And with all that extra power required, a crazy-sized, giant battery would have been required – which would have added more weight, which would have demanded more power, etc. etc.
So they started over from scratch.
They looked at every single panel, the optimal height of the car, the angle of the windshield, and the chemical composition of each and every single part in the automobile, right down to the bolts.
The lesson here?
If you want to do something new, you can’t just slap on a new coat of paint and call yourself an SUV.
You have to strip your career down to its parts.
And now back to your resume
So how does that relate to your career change?
We’ve talked before about how resumes are often just copies of work descriptions – and why that’s a mistake.
High-level accomplishments and responsibilities might be okay if you’re looking for jobs in a related field.
But if you’re looking for a career change – especially a big one – you’ll be selling steak in a vegetarian market.
You have to find a way to pull out all of the transferrable skills you have, and set them in the context of the new job.
The first step is to go into robot mode: write down every single thing you do. Don’t worry about how small it is, or whether it’s how you “define” your job.
You don’t want tasks that take one minute once per year, but if it’s of even moderate significance, add it to the list.
This is just brainstorming right now, so don’t think – just write!
And because this will become the foundation of the “new you,” don’t rush it.
Take your time, and make sure you cover everything.
Add up the bullets
Your list will probably be a lot longer than you might have thought.
We’re used to a dozen bullets at the most for each job on a resume, so might be surprised to see 20, 30, or even 40 bullets during your brainstorming.
But we can take it even further.
Let’s say that every once in a while you’re asked to do a research paper.
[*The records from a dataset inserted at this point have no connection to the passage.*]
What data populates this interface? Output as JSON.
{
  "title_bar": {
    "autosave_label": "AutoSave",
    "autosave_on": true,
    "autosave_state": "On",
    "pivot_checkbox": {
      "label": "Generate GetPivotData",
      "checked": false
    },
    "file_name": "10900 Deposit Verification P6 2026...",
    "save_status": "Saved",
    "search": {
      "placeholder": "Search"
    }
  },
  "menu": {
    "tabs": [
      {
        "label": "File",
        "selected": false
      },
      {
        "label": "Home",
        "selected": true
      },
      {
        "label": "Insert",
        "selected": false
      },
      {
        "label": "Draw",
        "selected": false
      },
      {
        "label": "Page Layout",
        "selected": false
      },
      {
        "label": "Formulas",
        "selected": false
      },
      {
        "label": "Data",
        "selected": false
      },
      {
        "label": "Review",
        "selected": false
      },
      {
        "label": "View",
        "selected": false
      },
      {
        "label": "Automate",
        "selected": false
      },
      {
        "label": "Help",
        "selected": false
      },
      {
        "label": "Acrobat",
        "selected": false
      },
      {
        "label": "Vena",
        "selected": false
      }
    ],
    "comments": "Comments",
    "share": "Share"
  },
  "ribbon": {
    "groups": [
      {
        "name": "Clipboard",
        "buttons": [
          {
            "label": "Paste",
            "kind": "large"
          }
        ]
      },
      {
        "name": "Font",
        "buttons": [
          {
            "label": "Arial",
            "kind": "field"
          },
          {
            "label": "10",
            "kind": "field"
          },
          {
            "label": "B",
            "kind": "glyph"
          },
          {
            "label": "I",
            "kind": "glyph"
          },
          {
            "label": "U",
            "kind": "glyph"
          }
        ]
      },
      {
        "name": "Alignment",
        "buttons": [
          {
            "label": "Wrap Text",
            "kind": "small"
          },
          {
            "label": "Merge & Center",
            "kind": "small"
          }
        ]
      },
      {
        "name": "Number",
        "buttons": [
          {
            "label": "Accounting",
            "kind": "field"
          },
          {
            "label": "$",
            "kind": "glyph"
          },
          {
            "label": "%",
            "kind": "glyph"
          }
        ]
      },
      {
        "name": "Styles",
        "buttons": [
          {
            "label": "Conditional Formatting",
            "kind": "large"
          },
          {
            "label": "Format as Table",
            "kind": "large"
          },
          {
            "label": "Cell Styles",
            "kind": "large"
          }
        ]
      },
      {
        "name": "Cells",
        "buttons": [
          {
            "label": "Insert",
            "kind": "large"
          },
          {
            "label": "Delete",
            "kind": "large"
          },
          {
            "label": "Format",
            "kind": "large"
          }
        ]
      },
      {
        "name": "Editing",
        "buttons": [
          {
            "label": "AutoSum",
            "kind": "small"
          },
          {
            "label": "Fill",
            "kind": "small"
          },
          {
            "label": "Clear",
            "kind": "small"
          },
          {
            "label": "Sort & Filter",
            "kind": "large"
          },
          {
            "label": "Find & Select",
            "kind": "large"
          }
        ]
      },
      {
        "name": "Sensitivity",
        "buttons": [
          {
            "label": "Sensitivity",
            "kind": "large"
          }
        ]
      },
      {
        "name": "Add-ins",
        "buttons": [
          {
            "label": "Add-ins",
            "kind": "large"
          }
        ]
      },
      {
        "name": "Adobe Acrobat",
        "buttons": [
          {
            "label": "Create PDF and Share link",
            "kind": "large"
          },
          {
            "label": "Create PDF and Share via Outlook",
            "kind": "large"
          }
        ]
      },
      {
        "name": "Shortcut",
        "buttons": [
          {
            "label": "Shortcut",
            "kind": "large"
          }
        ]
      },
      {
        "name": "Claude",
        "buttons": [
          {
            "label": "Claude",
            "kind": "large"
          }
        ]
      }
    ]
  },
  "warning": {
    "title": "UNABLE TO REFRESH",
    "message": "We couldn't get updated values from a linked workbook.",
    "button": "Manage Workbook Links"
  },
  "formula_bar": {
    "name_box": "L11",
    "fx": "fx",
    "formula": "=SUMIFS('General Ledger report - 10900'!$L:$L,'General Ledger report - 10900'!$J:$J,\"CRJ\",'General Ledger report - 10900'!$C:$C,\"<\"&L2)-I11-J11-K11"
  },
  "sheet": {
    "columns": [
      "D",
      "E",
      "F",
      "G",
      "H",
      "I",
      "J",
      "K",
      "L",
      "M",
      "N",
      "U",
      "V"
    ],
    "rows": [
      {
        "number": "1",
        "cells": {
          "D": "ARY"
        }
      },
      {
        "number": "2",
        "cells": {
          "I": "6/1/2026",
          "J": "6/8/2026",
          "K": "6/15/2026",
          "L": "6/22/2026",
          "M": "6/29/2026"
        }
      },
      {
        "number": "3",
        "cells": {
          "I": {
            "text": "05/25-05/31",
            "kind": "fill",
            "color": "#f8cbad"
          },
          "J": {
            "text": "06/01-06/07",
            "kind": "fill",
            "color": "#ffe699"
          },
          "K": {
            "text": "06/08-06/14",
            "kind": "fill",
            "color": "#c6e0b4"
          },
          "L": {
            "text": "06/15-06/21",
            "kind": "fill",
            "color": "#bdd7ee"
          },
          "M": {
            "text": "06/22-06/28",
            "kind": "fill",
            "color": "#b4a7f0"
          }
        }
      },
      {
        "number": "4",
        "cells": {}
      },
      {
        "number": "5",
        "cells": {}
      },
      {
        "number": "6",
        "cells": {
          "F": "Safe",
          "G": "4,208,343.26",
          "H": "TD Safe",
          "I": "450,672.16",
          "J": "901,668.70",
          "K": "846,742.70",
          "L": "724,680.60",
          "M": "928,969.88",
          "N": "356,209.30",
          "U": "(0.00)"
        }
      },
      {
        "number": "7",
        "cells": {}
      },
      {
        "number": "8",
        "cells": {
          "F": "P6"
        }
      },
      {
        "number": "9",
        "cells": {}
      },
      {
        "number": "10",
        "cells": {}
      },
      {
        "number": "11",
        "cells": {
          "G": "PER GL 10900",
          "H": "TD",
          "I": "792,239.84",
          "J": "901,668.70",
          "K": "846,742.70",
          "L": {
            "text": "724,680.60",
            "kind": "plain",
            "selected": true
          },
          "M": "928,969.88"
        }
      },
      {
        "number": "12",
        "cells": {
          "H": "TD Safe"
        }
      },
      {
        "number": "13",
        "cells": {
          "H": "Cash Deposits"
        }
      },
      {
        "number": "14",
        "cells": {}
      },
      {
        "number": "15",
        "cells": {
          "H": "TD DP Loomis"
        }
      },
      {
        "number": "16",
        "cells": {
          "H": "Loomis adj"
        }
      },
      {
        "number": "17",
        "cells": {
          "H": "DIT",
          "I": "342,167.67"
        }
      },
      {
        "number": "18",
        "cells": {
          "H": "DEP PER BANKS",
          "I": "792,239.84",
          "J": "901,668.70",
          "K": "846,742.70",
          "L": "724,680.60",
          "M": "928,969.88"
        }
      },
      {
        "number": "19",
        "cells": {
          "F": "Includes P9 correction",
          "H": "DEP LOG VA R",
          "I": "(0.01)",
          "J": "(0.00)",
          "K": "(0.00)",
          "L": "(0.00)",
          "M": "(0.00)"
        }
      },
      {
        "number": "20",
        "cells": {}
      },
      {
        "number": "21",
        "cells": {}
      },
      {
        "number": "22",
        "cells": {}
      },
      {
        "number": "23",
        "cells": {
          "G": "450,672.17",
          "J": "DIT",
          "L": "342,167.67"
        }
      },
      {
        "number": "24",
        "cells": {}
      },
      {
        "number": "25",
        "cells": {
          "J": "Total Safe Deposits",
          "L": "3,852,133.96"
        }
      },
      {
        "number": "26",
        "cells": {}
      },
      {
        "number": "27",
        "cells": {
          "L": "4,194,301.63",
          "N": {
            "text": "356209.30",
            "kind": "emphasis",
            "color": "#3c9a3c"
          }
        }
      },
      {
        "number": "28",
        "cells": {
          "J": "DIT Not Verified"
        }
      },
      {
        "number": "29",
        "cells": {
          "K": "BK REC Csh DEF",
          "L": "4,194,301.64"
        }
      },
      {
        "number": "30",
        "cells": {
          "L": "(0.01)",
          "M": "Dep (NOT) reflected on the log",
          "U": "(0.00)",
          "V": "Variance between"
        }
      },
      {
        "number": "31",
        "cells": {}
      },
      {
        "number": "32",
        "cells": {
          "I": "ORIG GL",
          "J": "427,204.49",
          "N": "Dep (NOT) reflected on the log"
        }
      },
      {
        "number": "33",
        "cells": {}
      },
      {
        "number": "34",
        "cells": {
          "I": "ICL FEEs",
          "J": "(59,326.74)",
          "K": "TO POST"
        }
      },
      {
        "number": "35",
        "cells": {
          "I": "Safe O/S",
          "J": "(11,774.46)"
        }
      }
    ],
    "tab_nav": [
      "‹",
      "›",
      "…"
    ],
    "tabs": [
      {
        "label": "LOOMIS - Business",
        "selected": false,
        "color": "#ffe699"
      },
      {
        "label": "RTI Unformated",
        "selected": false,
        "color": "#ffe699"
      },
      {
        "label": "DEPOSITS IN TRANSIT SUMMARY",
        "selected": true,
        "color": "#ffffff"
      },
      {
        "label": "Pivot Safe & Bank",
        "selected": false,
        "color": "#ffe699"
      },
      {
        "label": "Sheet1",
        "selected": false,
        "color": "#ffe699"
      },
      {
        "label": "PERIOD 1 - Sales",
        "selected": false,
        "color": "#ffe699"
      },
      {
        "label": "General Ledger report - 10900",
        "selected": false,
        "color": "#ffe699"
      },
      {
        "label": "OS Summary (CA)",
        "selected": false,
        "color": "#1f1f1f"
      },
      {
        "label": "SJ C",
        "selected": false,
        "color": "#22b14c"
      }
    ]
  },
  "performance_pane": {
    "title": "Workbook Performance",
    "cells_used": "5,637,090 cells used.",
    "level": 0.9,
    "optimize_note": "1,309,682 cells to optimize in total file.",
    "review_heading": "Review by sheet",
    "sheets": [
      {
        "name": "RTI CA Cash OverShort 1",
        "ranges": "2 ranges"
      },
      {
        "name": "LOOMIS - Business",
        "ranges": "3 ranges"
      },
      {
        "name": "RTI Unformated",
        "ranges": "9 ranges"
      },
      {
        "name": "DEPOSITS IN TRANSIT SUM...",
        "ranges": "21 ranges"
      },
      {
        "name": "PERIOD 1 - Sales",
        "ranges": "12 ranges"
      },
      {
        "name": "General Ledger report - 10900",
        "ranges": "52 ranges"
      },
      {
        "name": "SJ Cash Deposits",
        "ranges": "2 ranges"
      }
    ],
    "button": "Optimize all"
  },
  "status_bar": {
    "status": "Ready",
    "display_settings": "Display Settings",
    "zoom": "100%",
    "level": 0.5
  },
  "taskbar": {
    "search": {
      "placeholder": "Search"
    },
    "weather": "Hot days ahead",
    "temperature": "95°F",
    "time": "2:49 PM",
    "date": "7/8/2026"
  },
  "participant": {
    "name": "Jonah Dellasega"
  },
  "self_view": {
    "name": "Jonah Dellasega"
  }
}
Something that takes a fair bit of time, nothing trivial.
On your resume, you could just write something generic, like, “Produces research for senior management,” or “Presents data analytics to support strategic decision-making.”
But I know we can do better.
Let’s dig further into what goes into that research report.
Which skills do you use? What actions are needed?
Off the top of my head:
- Technical writing (obviously)
- Project planning
- Project management
- Research methodology
- Data analytics
- Presentation development
- Briefing to senior management
That’s a quick cut at a made-up task. If you are writing research reports (or any kinds of in-depth reports), you probably have a dozen more boxes you need to check before you can say “done.”
But even with that made-up job, I say we can go even further.
Taking the “project planning” bullet, we can break it down even more:
- Resource planning
- Contracting (if needed)
- Task assignments
- Designing objectives
- Developing project templates
I’ll bet – if you really dedicated some thought – you could come up with at least three sub-bullets for every major item listed above.
So let’s do the math: six for “Project Planning,” plus (at least) three more for each of the other seven.
That’s 27 bullets for writing a research report – something that used to be one bullet on your resume. And that isn’t even touching the intangible soft skills, such as:
- Mentor junior team members
- Resolve conflicts and achieve consensus
- Deliver difficult results
…and whatever leadership skills you exhibited that you feel deserve a bit of bragging.
That brings it up to (at least!!) an even 30 bullets.
And you thought writing a research report was all you did!
You might be thinking, “Who cares?”
After all, aren’t resumes supposed to be about quality, not quantity?
Why should we focus on volume?
Ultimately, we won’t. our finished product will be tight, compact, and on target.
But at the beginning, we know our experience in its present form doesn’t align with that target.
So we need to dig deep and find those skills we can bring with us to the new career.
In the next post, we’ll cover how you take these grains of job sand and assemble your resume castle.
Did you try the exercise in this post? What did you find? Were you surprised? Tell us in the comments!